___ Information given ___
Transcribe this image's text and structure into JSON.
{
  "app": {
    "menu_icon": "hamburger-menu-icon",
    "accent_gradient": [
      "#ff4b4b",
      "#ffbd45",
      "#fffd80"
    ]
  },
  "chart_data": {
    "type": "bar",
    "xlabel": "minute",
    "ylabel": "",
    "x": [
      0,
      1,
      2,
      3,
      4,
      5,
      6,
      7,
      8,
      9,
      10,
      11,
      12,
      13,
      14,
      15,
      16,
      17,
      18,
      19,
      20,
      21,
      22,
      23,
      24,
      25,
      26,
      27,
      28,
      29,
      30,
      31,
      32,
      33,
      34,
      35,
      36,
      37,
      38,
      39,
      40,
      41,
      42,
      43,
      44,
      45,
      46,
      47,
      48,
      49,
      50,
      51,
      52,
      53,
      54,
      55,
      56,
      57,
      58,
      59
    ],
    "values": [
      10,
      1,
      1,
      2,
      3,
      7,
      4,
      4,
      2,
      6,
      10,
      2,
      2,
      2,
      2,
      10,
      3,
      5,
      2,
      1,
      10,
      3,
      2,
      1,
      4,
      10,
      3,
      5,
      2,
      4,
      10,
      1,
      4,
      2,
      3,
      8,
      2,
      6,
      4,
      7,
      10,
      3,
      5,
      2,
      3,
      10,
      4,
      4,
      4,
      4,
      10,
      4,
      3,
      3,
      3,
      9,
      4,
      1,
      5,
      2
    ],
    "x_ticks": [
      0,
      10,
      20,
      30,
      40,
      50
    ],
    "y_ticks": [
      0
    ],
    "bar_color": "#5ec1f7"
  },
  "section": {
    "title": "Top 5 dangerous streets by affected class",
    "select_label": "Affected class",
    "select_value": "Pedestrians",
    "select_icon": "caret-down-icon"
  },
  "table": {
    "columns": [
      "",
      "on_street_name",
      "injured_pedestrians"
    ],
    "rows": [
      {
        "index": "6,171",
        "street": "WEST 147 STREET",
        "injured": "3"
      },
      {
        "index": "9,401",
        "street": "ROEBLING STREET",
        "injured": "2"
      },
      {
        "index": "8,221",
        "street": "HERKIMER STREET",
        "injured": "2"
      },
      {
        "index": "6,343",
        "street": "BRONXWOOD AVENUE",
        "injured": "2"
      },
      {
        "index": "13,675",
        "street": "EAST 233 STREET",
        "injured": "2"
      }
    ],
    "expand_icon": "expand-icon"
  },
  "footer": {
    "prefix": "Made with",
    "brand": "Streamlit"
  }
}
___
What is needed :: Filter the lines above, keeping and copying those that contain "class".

Answer area ::
    "title": "Top 5 dangerous streets by affected class",
    "select_label": "Affected class",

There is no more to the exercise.